Other Names: Pompelmoes, Limau abong, Chukkotru
The pommelo tree may be 5-15 m tall, with a somewhat crooked trunk 10-30 cm thick, and low, irregular branches. Some forms are distinctly dwarfed. The young branchlets are angular and often densely hairy, and there are usually spines on the branchlets, old limbs and trunk. The leaves are alternate, ovate or elliptic, 5-20 cm long, leathery, dull-green, glossy above, dull and minutely hairy beneath. The flowers are fragrant, borne singly or in clusters of 2 to 10 in the leaf axils. The fruit ranges from nearly round to oblate or pear-shaped; 10-30 cm wide; the peel, clinging or more or less easily removed, may be greenish-yellow or pale-yellow, minutely hairy, dotted with tiny green glands.
Pommelos are peeled, the segments are skinned and the juicy pulp eaten. The skinned segments can be broken apart and used in salads and desserts or made into preserves. The extracted juice is an excellent beverage.

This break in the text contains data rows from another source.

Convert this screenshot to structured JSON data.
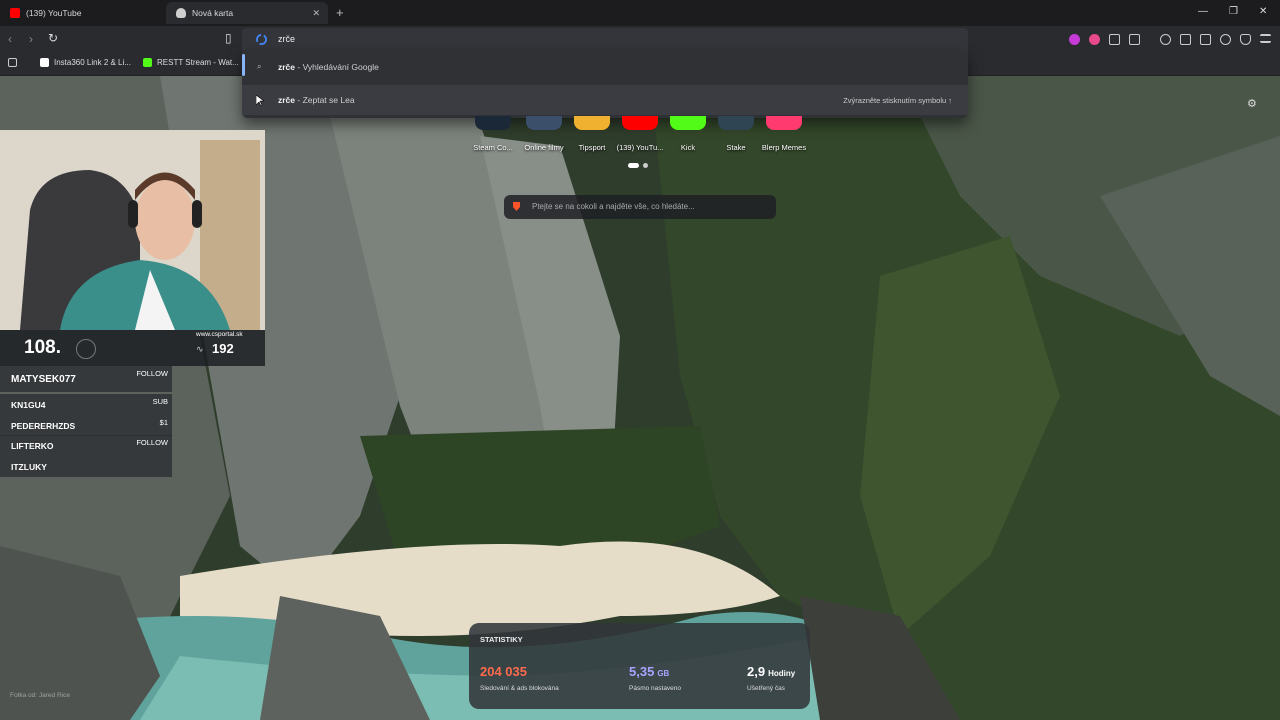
{
  "tabs": [
    {
      "label": "(139) YouTube",
      "favicon_color": "#ff0000"
    },
    {
      "label": "Nová karta",
      "favicon_color": "#cfcfcf",
      "active": true
    }
  ],
  "omnibox": {
    "query": "zrče"
  },
  "bookmarks": [
    {
      "label": "Insta360 Link 2 & Li...",
      "icon_color": "#ffffff"
    },
    {
      "label": "RESTT Stream - Wat...",
      "icon_color": "#53fc18"
    }
  ],
  "suggestions": [
    {
      "query": "zrče",
      "suffix": " - Vyhledávání Google",
      "icon": "search-icon"
    },
    {
      "query": "zrče",
      "suffix": " - Zeptat se Lea",
      "hint": "Zvýrazněte stisknutím symbolu ↑",
      "icon": "leo-icon"
    }
  ],
  "speed_dial": [
    {
      "label": "Steam Co...",
      "color": "#1b2838"
    },
    {
      "label": "Online filmy",
      "color": "#3b4f6b"
    },
    {
      "label": "Tipsport",
      "color": "#f0b030"
    },
    {
      "label": "(139) YouTu...",
      "color": "#ff0000"
    },
    {
      "label": "Kick",
      "color": "#53fc18"
    },
    {
      "label": "Stake",
      "color": "#2f4553"
    },
    {
      "label": "Blerp Memes",
      "color": "#ff3a6e"
    }
  ],
  "leo_search": {
    "placeholder": "Ptejte se na cokoli a najděte vše, co hledáte..."
  },
  "stats": {
    "title": "STATISTIKY",
    "items": [
      {
        "value": "204 035",
        "unit": "",
        "desc": "Sledování & ads blokována",
        "color": "#ff6a4d"
      },
      {
        "value": "5,35",
        "unit": "GB",
        "desc": "Pásmo nastaveno",
        "color": "#a7a4ff"
      },
      {
        "value": "2,9",
        "unit": "Hodiny",
        "desc": "Ušetřený čas",
        "color": "#ffffff"
      }
    ]
  },
  "overlay": {
    "rank": "108.",
    "site": "www.csportal.sk",
    "viewers": "192",
    "feed": [
      {
        "name": "MATYSEK077",
        "tag": "FOLLOW"
      },
      {
        "name": "KN1GU4",
        "tag": "SUB"
      },
      {
        "name": "PEDERERHZDS",
        "tag": "$1"
      },
      {
        "name": "LIFTERKO",
        "tag": "FOLLOW"
      },
      {
        "name": "ITZLUKY",
        "tag": ""
      }
    ]
  },
  "photo_credit": "Fotka od: Jared Rice"
}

In the Philippines and Southeast Asia, decoctions of the leaves, flowers, and rind are given for their sedative effect in cases of epilepsy, chorea and convulsive coughing. The hot leaf decoction is applied on swellings and ulcers. The fruit juice is taken as a febrifuge. The seeds are employed against coughs, dyspepsia and lumbago. Gum that exudes from declining trees is collected and taken as a cough remedy in Brazil.
The pummelo is tropical or near-tropical and flourishes naturally at low altitudes close to the sea. In the prime growing region of Bang Bakok in southern Thailand, the mean temperature is 28°C and mean annual rainfall is 56 in 143 cm.
The pommelo revels in the rich silt and sand overlying the organically enriched clay loam of the flood plain, and that it is highly tolerant of brackish water pushed inland by high tides. It is claimed that salt contributes to the flavour and juiciness of the fruits. The salt content of the water varies throughout the year but may be as high as 2 % at times.
Though the seeds of the pommelo are monoembryonic, seedlings usually differ little from their parents and therefore most pommelos in Asia are grown from seed.